● Listed entries

---------------

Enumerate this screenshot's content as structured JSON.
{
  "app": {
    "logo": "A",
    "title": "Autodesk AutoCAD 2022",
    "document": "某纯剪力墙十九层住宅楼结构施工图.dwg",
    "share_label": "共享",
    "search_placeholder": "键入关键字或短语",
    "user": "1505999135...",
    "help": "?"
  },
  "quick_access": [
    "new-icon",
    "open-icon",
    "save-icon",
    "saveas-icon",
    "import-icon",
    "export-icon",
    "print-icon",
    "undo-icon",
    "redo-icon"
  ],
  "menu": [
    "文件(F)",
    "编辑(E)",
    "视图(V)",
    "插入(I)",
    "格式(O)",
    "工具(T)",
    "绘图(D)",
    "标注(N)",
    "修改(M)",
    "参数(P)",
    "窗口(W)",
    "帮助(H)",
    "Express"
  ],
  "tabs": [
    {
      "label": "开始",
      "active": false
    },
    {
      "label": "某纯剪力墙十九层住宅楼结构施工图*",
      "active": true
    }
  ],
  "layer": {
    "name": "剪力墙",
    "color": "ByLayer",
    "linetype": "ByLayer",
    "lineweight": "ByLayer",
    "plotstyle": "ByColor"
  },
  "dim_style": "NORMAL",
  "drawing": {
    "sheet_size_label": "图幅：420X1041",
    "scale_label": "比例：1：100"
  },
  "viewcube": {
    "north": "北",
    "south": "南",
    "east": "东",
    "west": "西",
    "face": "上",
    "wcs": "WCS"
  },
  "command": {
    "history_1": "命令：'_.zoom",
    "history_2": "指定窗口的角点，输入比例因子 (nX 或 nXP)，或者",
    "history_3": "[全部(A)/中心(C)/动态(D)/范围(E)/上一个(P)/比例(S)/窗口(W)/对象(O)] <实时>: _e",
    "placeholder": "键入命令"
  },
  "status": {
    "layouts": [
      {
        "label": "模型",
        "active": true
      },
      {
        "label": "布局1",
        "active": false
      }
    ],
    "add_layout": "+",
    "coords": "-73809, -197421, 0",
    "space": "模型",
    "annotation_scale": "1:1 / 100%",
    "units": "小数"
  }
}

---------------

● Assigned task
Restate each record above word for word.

● Task output
Enumerate this screenshot's content as structured JSON.
{
  "app": {
    "logo": "A",
    "title": "Autodesk AutoCAD 2022",
    "document": "某纯剪力墙十九层住宅楼结构施工图.dwg",
    "share_label": "共享",
    "search_placeholder": "键入关键字或短语",
    "user": "1505999135...",
    "help": "?"
  },
  "quick_access": [
    "new-icon",
    "open-icon",
    "save-icon",
    "saveas-icon",
    "import-icon",
    "export-icon",
    "print-icon",
    "undo-icon",
    "redo-icon"
  ],
  "menu": [
    "文件(F)",
    "编辑(E)",
    "视图(V)",
    "插入(I)",
    "格式(O)",
    "工具(T)",
    "绘图(D)",
    "标注(N)",
    "修改(M)",
    "参数(P)",
    "窗口(W)",
    "帮助(H)",
    "Express"
  ],
  "tabs": [
    {
      "label": "开始",
      "active": false
    },
    {
      "label": "某纯剪力墙十九层住宅楼结构施工图*",
      "active": true
    }
  ],
  "layer": {
    "name": "剪力墙",
    "color": "ByLayer",
    "linetype": "ByLayer",
    "lineweight": "ByLayer",
    "plotstyle": "ByColor"
  },
  "dim_style": "NORMAL",
  "drawing": {
    "sheet_size_label": "图幅：420X1041",
    "scale_label": "比例：1：100"
  },
  "viewcube": {
    "north": "北",
    "south": "南",
    "east": "东",
    "west": "西",
    "face": "上",
    "wcs": "WCS"
  },
  "command": {
    "history_1": "命令：'_.zoom",
    "history_2": "指定窗口的角点，输入比例因子 (nX 或 nXP)，或者",
    "history_3": "[全部(A)/中心(C)/动态(D)/范围(E)/上一个(P)/比例(S)/窗口(W)/对象(O)] <实时>: _e",
    "placeholder": "键入命令"
  },
  "status": {
    "layouts": [
      {
        "label": "模型",
        "active": true
      },
      {
        "label": "布局1",
        "active": false
      }
    ],
    "add_layout": "+",
    "coords": "-73809, -197421, 0",
    "space": "模型",
    "annotation_scale": "1:1 / 100%",
    "units": "小数"
  }
}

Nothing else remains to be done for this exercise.